Task objective: Go through the material below and return each line with the string "content" in it.

Data under study:
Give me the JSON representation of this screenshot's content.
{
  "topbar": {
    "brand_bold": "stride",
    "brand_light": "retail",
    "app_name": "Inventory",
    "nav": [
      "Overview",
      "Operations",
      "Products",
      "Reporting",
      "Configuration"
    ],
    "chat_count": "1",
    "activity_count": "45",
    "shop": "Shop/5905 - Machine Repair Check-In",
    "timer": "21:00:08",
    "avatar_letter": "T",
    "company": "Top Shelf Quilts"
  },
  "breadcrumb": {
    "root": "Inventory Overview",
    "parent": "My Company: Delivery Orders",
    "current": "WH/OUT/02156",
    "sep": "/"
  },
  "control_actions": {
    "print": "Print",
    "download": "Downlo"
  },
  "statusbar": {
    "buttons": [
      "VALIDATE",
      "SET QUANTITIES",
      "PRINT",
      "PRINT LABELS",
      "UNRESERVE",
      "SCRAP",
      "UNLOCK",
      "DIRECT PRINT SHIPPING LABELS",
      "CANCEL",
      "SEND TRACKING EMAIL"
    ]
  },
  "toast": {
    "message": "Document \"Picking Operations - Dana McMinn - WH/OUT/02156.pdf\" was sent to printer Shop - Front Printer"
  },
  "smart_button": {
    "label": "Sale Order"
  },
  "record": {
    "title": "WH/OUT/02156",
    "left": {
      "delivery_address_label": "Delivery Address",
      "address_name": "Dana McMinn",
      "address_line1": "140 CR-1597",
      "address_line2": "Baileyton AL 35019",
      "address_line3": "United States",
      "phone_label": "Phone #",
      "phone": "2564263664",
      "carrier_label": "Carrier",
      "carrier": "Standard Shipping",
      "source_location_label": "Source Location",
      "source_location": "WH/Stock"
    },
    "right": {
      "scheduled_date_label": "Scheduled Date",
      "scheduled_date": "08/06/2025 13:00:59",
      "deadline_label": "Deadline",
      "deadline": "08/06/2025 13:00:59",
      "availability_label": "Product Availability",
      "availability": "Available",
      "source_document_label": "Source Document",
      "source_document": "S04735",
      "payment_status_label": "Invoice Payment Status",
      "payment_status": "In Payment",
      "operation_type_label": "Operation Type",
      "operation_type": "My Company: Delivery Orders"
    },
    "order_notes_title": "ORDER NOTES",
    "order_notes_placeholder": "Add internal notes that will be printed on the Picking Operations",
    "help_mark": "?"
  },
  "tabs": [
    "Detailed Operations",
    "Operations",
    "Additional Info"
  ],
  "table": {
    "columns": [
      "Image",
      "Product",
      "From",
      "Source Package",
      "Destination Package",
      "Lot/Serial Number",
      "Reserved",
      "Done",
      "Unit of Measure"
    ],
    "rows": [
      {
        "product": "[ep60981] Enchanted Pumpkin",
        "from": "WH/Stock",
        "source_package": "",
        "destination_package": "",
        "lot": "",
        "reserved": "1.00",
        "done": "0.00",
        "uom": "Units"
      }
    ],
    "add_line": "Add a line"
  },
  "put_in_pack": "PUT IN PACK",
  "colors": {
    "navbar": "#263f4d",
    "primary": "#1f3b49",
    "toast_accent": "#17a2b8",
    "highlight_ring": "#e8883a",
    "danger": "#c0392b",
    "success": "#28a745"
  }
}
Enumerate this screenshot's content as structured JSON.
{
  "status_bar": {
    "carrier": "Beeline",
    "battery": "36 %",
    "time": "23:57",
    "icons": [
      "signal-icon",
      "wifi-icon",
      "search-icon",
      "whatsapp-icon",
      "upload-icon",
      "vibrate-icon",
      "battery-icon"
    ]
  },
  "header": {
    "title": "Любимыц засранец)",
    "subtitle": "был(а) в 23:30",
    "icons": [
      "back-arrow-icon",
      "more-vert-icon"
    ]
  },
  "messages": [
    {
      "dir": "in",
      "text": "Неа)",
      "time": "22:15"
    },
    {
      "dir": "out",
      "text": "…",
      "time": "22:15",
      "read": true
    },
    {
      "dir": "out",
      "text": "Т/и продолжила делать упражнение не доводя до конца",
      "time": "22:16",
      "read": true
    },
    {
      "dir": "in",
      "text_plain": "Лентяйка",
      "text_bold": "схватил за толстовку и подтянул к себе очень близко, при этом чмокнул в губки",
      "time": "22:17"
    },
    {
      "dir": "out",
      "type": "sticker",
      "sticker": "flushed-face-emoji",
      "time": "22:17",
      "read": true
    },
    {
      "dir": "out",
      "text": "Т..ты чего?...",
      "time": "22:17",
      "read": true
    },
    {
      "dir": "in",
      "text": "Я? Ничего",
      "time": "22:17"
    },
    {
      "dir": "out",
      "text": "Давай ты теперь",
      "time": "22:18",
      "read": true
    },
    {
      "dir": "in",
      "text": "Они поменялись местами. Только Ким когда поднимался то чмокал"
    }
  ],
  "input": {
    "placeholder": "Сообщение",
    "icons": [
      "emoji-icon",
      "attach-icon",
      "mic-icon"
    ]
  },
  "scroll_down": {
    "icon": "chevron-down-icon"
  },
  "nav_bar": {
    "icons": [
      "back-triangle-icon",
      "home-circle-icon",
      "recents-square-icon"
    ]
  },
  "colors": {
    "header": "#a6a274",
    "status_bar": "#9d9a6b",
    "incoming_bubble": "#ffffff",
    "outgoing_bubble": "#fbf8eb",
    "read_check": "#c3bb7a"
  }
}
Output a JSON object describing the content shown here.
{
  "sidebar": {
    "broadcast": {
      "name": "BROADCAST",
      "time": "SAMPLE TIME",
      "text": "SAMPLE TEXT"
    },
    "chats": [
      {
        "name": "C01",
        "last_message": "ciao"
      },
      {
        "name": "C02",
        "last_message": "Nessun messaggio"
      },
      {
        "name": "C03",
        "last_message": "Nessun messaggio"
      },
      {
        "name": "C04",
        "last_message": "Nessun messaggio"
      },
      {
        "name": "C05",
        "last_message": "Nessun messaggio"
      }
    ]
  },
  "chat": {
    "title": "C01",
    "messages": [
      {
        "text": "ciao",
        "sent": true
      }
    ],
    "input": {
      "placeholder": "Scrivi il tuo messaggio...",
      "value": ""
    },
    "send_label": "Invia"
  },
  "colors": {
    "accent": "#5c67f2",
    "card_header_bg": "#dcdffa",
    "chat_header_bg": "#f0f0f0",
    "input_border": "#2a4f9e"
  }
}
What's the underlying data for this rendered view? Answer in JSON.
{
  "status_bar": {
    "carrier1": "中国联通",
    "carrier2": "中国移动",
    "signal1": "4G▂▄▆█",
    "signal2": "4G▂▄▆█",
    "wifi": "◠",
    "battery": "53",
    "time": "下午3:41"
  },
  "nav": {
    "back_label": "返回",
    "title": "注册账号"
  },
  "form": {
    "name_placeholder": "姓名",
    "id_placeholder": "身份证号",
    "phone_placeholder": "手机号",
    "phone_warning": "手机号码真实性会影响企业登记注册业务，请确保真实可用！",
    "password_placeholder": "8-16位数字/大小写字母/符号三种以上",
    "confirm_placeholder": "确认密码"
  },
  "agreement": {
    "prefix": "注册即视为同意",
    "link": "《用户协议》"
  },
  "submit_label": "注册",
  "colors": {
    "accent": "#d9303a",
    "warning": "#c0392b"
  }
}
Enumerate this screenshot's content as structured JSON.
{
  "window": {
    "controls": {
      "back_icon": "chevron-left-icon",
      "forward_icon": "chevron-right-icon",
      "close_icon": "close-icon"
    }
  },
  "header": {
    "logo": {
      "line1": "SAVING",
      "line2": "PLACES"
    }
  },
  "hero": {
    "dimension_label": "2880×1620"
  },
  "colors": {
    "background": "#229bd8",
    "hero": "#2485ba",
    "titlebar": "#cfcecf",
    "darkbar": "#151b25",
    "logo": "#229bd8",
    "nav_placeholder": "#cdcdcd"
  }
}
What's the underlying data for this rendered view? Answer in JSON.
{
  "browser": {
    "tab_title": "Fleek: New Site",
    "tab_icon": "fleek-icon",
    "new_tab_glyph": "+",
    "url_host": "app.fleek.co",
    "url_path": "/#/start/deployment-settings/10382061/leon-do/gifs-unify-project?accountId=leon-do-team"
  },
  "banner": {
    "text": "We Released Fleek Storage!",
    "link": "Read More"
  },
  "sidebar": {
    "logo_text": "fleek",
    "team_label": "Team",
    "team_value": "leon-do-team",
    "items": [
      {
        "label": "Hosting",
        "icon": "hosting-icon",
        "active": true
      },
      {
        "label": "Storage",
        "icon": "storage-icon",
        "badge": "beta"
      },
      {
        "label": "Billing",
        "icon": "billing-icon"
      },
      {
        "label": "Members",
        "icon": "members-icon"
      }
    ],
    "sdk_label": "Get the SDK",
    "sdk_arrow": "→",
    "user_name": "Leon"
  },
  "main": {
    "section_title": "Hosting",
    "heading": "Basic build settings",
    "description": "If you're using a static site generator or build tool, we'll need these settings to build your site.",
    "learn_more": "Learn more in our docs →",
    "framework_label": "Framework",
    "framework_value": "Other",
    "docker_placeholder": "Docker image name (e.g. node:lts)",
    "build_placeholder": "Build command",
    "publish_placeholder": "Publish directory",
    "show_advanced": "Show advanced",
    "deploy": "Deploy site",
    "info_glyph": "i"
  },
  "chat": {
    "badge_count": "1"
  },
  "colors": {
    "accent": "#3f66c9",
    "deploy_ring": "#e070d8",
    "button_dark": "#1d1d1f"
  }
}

Result of the exercise:
Give me the JSON representation of this screenshot's content.
Enumerate this screenshot's content as structured JSON.
Output a JSON object describing the content shown here.
Enumerate this screenshot's content as structured JSON.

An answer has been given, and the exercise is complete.